■ **TASK ITEM**:
In the entries below, how many lines contain "JSON"? Answer with the number and nothing else.

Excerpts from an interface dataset
-=-=-=-=-
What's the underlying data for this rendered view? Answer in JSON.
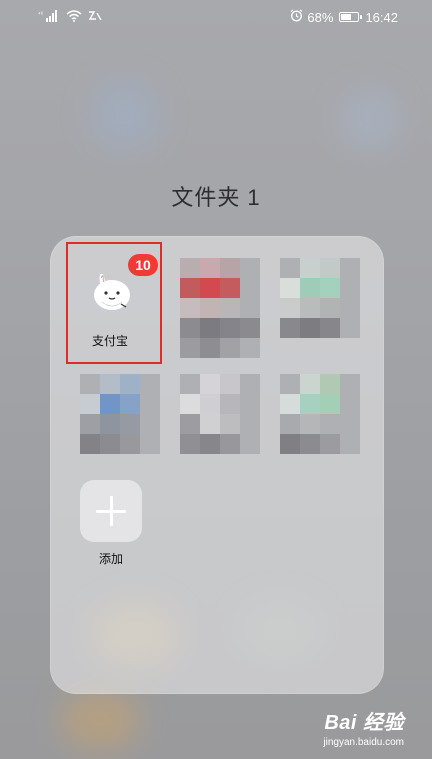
{
  "status_bar": {
    "signal_text": "⁴⁶",
    "battery_percent": "68%",
    "battery_level": 0.68,
    "time": "16:42",
    "icons": [
      "signal-icon",
      "wifi-icon",
      "vibrate-icon",
      "alarm-icon",
      "battery-icon"
    ]
  },
  "folder": {
    "title": "文件夹 1",
    "apps": [
      {
        "label": "支付宝",
        "badge": "10",
        "highlighted": true
      },
      {
        "label": ""
      },
      {
        "label": ""
      },
      {
        "label": ""
      },
      {
        "label": ""
      },
      {
        "label": ""
      }
    ],
    "add_label": "添加"
  },
  "watermark": {
    "main": "Bai 经验",
    "sub": "jingyan.baidu.com"
  },
  "colors": {
    "badge": "#f03a34",
    "highlight": "#e02b2b"
  }
}
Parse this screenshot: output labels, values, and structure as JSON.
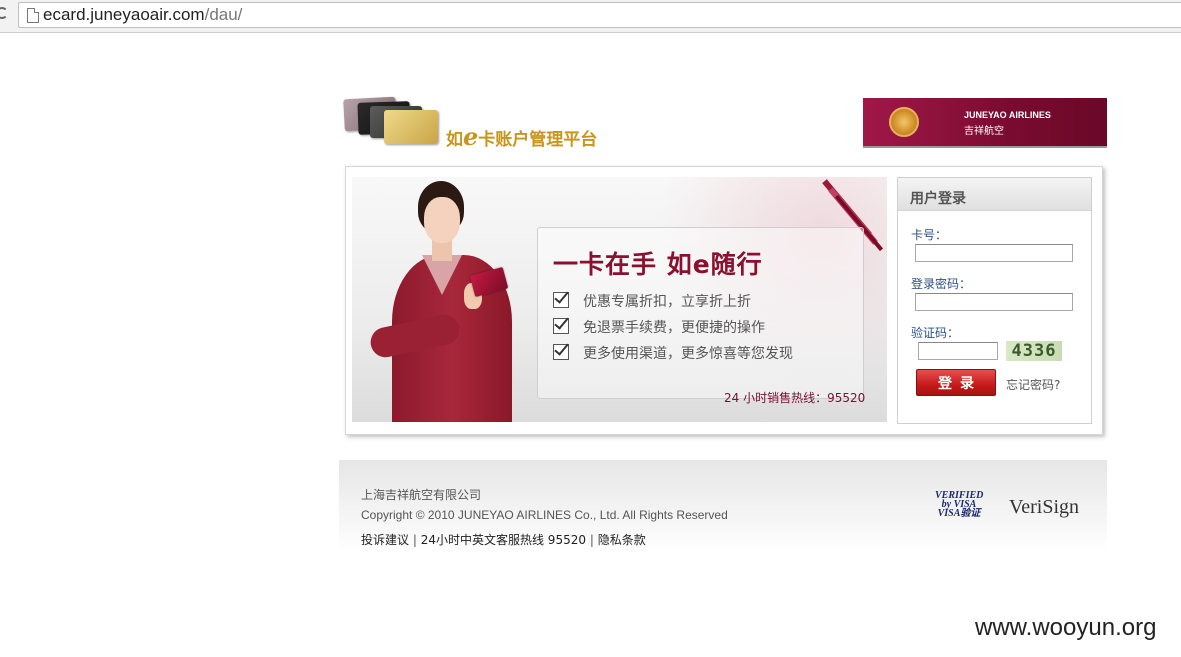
{
  "browser": {
    "url_domain": "ecard.juneyaoair.com",
    "url_path": "/dau/"
  },
  "header": {
    "logo_prefix": "如",
    "logo_e": "e",
    "logo_suffix": "卡账户管理平台",
    "airline_name_en": "JUNEYAO AIRLINES",
    "airline_name_cn": "吉祥航空"
  },
  "promo": {
    "slogan": "一卡在手 如e随行",
    "features": [
      "优惠专属折扣，立享折上折",
      "免退票手续费，更便捷的操作",
      "更多使用渠道，更多惊喜等您发现"
    ],
    "hotline": "24 小时销售热线：95520"
  },
  "login": {
    "title": "用户登录",
    "card_label": "卡号：",
    "card_value": "",
    "password_label": "登录密码：",
    "password_value": "",
    "captcha_label": "验证码：",
    "captcha_value": "",
    "captcha_image_text": "4336",
    "submit_label": "登录",
    "forgot_label": "忘记密码?"
  },
  "footer": {
    "company": "上海吉祥航空有限公司",
    "copyright": "Copyright © 2010 JUNEYAO AIRLINES Co., Ltd. All Rights Reserved",
    "links": [
      "投诉建议",
      "24小时中英文客服热线 95520",
      "隐私条款"
    ],
    "link_separator": "|",
    "badge_visa_line1": "VERIFIED",
    "badge_visa_line2": "by VISA",
    "badge_visa_line3": "VISA验证",
    "badge_verisign": "VeriSign"
  },
  "watermark": "www.wooyun.org",
  "colors": {
    "brand_maroon": "#8b1030",
    "login_button": "#c41a1a",
    "label_blue": "#2a4f8a",
    "gold": "#c8961e"
  }
}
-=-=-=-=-
■ **REPLY TO THE TASK**:
2